Everything from one recipe
This was already mention, but it is quite important so I want to mention it once more. It can create both .rpm and .deb from one recipe. So you don’t have to learn two different packaging method if you are upstream and want to provide binary packages for as many distributions as possible.
Class based packaging system
What is so great about inheritance in packaging? It helps you reduce copy & paste and makes it easier to do some policy changes. Let’s take a look at some example. Let’s say, that you are packaging some KDE game. How would you do that? In spec, you’ll probably need to figure out how to call cmake, how to pass right KDE paths to it, how to make games rights ok and such. Then you’ll white down the spec file. Or probably you’ll just grab some other KDE game and copy & paste its spec file with minor adjustments. What you’ll do in BitBake is something like
inherit cmake kde games
because BitBake has a class for compiling cmake programs, it has a class that knows how to package KDE programs and how to package games. And you are done. That’s all. You don’t need to write any %setup, %install or %files. It knows what it should do. You can start packaging something else 😉 If you know Gentoo ebuilds, BitBake recipes are a little bit similar, but focused on binary distributions.
New sub-packages on the way
One disadvantage that writing spec files has is that you have to know beforehand haw many and what sub-packages you will be creating. And you have to name all of them explicitly. BitBake on the other hand let you do some neat tricks. You can compile your whole package and decide about sub-packages after that. Why is it cool? Let’s imagine for example Pidgin. It contains many plugins and let’s imagine that you want to make package for every single plugin. In .spec file, you’ll have to write down all of them manually. In BitBake you can use something like this:
do_split_packages(d, purple, '^lib(.*)\.so$', output_pattern='libpurple-protocol-%s', description='Libpurple protocol plugin for %s', prepend=True, extra_depends='')
This will split packages automatically, less writing for you and it will work even if Pidgin developers will add another plugin or take one of them away.
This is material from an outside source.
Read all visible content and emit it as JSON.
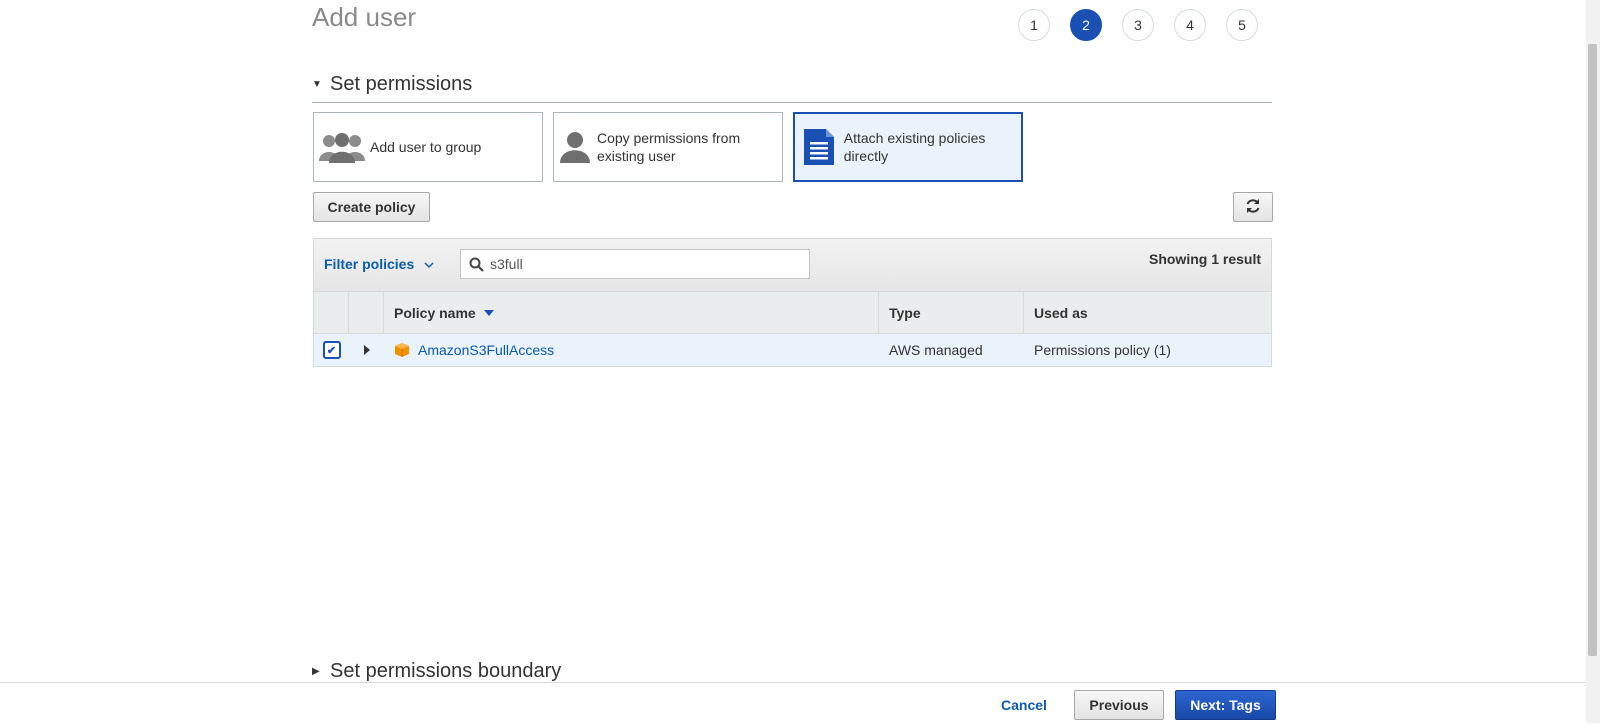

This time I don’t have any student in my pocket who wants to work on it. And it will be quite tough job. I think it would be definitely the most difficult idea I’m suggesting for GSoC. And I think it would require somebody who is willing to create many ugly hacks for greater good. The ends justifies the means 😉 It will require some serious digging into BitBake and obs so student will have to be quite independent as after a little digging I wouldn’t be able to help him much and he’ll learn more low level stuff than I want to know. But I think if this gets done, it will be great.